With everyone having an opinion about something, it's possible you'll get into a disagreement with someone about the way a matter should be handled. The interaction may first begin as a simple argument, but the talk may become more heated, and emotions may flare as you try to help the other person understand your side. Eventually, the verbal altercation might turn into a physical one, and a fight may ensue.
In Arizona, if you get into a fight with someone else, you may be charged with several different offenses. Thus, a fight is a crime – or rather it can be several crimes, as the conduct is prohibited under various laws.
Criminal Charges Arising from a Fight
The underlying behavior of a fight – from the words to the blows exchanged – may constitute an offense or various offenses.
A few of the charges you can face for engaging in such conduct include, but are not limited to:

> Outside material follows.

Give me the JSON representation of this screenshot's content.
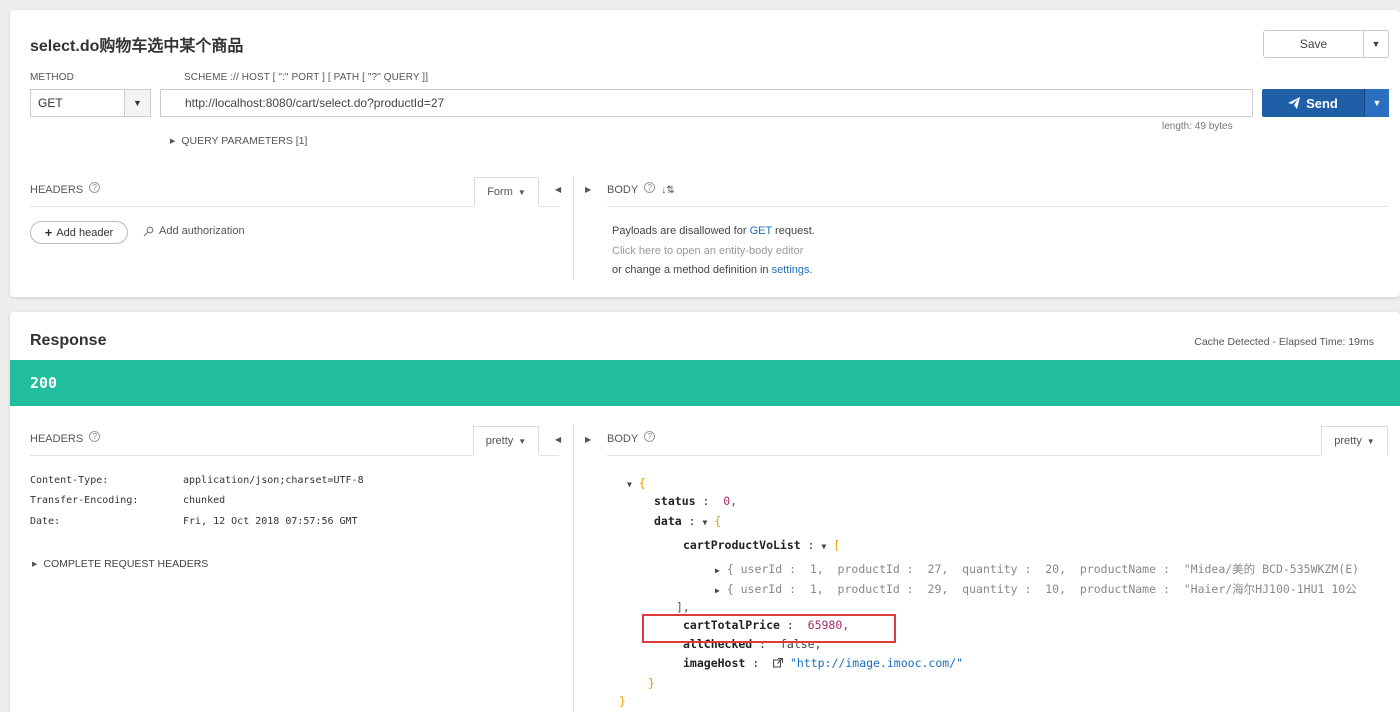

- Threatening or intimidating: Most fights begin with a verbal disagreement about something. During the exchange, you might threaten or intimidate the other person. You might also use words that suggest you will cause physical injury to the other person. Under A.R.S. 13-1202, such conduct is unlawful. The offense is a class 1 misdemeanor. If a judge or jury finds you guilty, the court could sentence you to up to 6 months in jail.
- Disorderly conduct: This charge most often results from a fight. The law specifically states that people are prohibited from engaging in fighting. It also forbids the use of abusive or offensive language that might cause another person to retaliate. Thus, whether your interaction evolves into a physical altercation or you simply use words to try to get the other person to throw the first punch, you could be charged with disorderly conduct. If you are accused of this offense, to prove guilt, the State must demonstrate that you disturbed the peace of another. As with threatening or intimidating, disorderly conduct is a class 1 misdemeanor.
- Assault: Another offense you may be charged with for fighting is assault. The offense can be committed in several ways:
- Causing physical injury to another;
- Making someone fear physical injury is imminent; or
- Touching someone to injure or provoke them
One or more of the above may be apparent in your interaction with the person you got in a fight with. The penalties you could face depend on the nature of the incident. Actually injuring someone is a class 1 misdemeanor, punishable by up to 6 months in jail. Making someone fear physical injury is a class 2 misdemeanor, penalized by up to 4 months in jail. And touching another person is a class 3 misdemeanor, which carries a maximum jail term of 30 days.
If you're facing criminal charges in Arizona, contact Oliverson & Huss Law PLLC at (480) 351-2228 today. We'll put our over 40 years of combined experience to work for you.